Output should begin at the line holding "Transcribe this image's" and end at the last line of the entries; print those lines verbatim and no others.

■ **Excerpts from a dataset**
-=-=-=-=-
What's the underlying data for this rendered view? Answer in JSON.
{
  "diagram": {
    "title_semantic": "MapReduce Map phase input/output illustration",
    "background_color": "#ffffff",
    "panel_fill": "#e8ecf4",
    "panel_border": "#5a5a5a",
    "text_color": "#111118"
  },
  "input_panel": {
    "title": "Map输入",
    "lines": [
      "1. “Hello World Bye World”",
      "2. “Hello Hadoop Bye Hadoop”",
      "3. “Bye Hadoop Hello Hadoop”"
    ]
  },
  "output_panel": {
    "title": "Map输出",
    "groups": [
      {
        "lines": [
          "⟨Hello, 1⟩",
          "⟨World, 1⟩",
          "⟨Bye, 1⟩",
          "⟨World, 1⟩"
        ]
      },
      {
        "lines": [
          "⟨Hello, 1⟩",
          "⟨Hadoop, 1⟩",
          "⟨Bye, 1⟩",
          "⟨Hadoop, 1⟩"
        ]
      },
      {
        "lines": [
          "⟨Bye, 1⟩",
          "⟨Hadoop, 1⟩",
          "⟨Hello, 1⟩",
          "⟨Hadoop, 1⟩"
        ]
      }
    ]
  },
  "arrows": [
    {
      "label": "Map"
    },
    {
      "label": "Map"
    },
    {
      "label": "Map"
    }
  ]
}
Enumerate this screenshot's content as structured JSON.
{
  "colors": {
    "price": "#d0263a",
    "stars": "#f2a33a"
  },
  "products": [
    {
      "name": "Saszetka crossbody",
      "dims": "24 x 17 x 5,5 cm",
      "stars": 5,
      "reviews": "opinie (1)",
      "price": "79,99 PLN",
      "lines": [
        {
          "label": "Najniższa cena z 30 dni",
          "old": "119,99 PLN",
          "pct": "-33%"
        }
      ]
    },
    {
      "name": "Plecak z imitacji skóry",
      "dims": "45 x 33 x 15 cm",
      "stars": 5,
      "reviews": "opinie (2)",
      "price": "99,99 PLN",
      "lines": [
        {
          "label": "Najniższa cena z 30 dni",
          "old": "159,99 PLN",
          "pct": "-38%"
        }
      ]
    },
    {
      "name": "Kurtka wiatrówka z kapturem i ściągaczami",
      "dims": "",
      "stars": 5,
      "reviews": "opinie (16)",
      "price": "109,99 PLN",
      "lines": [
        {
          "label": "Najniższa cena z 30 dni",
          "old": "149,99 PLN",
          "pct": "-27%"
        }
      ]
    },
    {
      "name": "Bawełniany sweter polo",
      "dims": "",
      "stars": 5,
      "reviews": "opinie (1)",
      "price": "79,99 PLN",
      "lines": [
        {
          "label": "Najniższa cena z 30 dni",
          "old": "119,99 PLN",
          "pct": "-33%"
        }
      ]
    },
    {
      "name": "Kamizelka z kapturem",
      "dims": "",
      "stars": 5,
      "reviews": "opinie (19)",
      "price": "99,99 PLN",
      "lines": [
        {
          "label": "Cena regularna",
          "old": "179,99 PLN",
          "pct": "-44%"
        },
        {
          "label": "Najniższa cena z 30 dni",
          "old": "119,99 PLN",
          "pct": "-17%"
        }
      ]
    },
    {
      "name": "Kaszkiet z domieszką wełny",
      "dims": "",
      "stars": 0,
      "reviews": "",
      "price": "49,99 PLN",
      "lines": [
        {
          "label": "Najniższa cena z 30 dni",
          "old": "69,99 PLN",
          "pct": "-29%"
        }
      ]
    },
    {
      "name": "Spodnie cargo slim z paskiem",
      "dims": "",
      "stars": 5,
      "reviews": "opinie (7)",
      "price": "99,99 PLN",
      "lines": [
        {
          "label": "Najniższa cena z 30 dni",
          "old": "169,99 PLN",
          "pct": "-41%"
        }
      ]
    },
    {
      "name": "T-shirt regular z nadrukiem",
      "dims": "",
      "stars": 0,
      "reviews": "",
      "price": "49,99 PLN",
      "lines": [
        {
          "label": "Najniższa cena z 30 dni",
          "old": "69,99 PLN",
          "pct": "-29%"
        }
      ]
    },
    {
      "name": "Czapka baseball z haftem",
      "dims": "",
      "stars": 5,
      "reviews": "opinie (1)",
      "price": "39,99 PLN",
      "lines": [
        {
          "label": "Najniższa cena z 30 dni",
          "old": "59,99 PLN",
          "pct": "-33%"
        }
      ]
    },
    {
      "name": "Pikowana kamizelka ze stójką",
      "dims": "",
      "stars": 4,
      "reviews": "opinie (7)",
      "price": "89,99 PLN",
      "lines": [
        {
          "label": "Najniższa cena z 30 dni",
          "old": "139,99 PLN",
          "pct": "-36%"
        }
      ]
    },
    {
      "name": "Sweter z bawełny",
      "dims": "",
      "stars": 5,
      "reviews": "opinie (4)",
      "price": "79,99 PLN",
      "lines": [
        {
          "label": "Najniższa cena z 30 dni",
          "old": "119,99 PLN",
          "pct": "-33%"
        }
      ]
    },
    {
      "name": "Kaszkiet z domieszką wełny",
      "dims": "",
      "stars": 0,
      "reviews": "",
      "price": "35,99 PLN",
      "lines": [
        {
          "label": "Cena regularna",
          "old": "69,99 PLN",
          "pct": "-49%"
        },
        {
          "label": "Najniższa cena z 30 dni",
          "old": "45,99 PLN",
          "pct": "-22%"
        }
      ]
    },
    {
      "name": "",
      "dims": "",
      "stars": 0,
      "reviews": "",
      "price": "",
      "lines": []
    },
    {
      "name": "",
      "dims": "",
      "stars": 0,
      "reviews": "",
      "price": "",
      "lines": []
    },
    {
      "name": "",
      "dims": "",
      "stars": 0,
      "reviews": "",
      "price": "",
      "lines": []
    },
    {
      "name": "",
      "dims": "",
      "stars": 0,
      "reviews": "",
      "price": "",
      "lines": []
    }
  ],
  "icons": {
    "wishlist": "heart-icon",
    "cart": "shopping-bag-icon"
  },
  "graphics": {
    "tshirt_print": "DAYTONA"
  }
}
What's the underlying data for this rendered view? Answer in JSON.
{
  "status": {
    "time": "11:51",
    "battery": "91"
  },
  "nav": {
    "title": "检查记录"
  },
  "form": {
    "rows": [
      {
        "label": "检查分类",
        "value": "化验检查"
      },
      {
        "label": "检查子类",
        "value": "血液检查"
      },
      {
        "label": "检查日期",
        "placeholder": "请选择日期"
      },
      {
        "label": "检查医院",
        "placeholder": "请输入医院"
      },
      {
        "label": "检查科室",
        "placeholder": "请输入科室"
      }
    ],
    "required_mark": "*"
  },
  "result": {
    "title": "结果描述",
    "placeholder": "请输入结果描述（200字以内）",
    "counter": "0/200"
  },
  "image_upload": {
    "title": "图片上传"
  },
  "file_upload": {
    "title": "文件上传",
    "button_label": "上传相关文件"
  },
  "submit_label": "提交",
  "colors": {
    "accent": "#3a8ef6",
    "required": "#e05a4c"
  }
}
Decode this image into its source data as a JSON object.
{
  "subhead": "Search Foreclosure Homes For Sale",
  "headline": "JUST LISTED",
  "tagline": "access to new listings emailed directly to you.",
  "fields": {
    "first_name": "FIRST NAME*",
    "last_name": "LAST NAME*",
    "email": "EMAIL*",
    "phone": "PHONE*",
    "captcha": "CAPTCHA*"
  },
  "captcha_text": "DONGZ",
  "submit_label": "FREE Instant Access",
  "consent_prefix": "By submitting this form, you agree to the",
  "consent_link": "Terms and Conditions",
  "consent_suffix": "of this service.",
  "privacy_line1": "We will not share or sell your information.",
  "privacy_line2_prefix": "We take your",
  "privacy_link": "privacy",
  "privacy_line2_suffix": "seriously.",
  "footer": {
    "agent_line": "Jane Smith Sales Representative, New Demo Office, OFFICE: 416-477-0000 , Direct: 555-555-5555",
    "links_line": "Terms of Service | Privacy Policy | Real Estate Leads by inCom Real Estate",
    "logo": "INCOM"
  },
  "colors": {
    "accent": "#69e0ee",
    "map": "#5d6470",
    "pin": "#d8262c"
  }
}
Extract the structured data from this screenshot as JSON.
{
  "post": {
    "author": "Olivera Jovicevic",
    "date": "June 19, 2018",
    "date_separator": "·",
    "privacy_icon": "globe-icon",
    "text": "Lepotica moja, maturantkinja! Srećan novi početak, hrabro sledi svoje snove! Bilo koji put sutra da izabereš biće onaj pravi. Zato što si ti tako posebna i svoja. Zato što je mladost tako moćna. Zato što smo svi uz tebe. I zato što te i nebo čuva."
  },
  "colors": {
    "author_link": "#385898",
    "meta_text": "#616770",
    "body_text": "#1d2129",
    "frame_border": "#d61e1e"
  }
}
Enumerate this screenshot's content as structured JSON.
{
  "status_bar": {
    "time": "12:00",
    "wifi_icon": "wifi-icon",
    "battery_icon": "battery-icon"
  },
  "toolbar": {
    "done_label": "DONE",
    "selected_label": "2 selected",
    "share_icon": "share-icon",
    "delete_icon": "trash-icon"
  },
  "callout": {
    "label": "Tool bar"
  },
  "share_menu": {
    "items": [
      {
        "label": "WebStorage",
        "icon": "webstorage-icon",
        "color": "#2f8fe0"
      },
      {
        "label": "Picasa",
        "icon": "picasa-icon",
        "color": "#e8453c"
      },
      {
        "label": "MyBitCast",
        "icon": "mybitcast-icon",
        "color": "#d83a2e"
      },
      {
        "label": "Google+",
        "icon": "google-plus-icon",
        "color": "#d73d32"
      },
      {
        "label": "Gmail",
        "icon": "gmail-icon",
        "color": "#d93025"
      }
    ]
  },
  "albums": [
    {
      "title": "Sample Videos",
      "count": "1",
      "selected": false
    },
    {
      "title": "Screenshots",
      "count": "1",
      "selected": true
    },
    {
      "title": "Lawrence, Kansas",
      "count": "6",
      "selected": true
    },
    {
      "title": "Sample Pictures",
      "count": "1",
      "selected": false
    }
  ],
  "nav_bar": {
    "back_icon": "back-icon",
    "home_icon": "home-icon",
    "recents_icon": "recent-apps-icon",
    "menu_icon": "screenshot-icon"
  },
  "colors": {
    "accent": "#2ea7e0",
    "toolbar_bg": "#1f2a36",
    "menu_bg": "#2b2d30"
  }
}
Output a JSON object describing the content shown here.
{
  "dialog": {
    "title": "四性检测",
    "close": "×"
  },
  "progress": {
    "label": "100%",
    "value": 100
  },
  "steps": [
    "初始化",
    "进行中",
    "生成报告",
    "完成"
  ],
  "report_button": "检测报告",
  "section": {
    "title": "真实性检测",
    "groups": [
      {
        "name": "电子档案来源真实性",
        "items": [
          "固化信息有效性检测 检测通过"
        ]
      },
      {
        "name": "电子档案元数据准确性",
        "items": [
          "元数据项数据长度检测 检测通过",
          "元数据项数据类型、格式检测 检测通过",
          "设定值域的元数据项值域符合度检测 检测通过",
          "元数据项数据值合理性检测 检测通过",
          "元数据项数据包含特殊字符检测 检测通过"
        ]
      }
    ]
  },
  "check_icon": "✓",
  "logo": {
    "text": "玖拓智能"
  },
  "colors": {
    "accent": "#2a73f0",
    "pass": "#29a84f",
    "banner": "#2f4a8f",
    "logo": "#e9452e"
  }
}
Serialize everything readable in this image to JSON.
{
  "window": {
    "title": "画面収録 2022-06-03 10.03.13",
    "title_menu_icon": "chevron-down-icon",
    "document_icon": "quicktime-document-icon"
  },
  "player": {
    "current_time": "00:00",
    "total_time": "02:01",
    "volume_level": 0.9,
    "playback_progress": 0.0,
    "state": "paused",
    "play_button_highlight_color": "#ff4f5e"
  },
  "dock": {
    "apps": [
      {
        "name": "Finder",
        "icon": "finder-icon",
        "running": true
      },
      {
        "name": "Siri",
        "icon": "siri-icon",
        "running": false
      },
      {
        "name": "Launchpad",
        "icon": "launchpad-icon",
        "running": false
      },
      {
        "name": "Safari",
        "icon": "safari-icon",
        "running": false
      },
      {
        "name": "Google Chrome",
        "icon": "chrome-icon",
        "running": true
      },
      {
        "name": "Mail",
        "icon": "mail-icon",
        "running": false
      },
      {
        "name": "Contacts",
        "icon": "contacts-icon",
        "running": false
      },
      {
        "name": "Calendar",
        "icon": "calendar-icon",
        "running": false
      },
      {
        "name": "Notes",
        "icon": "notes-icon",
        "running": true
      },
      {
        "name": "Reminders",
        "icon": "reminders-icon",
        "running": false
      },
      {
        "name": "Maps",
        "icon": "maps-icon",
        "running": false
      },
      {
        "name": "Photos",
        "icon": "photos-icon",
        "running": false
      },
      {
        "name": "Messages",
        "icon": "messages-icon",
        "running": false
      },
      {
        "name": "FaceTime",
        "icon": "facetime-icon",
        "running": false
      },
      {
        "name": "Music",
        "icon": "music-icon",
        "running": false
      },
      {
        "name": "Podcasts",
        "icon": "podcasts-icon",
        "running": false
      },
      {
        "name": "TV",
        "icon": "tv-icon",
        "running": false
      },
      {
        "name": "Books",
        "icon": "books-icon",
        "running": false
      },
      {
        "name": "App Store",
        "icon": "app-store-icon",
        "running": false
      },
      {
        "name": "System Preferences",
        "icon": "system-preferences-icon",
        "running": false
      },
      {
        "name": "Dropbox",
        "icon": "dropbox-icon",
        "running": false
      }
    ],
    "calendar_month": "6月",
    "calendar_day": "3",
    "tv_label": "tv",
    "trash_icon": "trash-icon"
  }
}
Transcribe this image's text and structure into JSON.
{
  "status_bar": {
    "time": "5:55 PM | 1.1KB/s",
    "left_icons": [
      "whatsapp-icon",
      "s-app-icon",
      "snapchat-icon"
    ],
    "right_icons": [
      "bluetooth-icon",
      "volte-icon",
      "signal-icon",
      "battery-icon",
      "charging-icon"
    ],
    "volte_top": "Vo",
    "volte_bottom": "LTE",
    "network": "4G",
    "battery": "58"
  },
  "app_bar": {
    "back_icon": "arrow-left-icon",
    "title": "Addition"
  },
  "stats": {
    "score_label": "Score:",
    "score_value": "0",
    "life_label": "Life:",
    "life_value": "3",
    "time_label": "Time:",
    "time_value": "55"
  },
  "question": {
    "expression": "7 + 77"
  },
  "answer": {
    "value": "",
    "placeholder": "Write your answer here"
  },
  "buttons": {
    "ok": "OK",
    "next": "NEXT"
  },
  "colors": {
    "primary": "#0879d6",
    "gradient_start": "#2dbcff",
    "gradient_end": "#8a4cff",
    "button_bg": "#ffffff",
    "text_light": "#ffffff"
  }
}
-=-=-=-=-
■ **PROBLEM SOLUTION**
Transcribe this image's text and structure into JSON.
{
  "status_bar": {
    "time": "5:55 PM | 1.1KB/s",
    "left_icons": [
      "whatsapp-icon",
      "s-app-icon",
      "snapchat-icon"
    ],
    "right_icons": [
      "bluetooth-icon",
      "volte-icon",
      "signal-icon",
      "battery-icon",
      "charging-icon"
    ],
    "volte_top": "Vo",
    "volte_bottom": "LTE",
    "network": "4G",
    "battery": "58"
  },
  "app_bar": {
    "back_icon": "arrow-left-icon",
    "title": "Addition"
  },
  "stats": {
    "score_label": "Score:",
    "score_value": "0",
    "life_label": "Life:",
    "life_value": "3",
    "time_label": "Time:",
    "time_value": "55"
  },
  "question": {
    "expression": "7 + 77"
  },
  "answer": {
    "value": "",
    "placeholder": "Write your answer here"
  },
  "buttons": {
    "ok": "OK",
    "next": "NEXT"
  },
  "colors": {
    "primary": "#0879d6",
    "gradient_start": "#2dbcff",
    "gradient_end": "#8a4cff",
    "button_bg": "#ffffff",
    "text_light": "#ffffff"
  }
}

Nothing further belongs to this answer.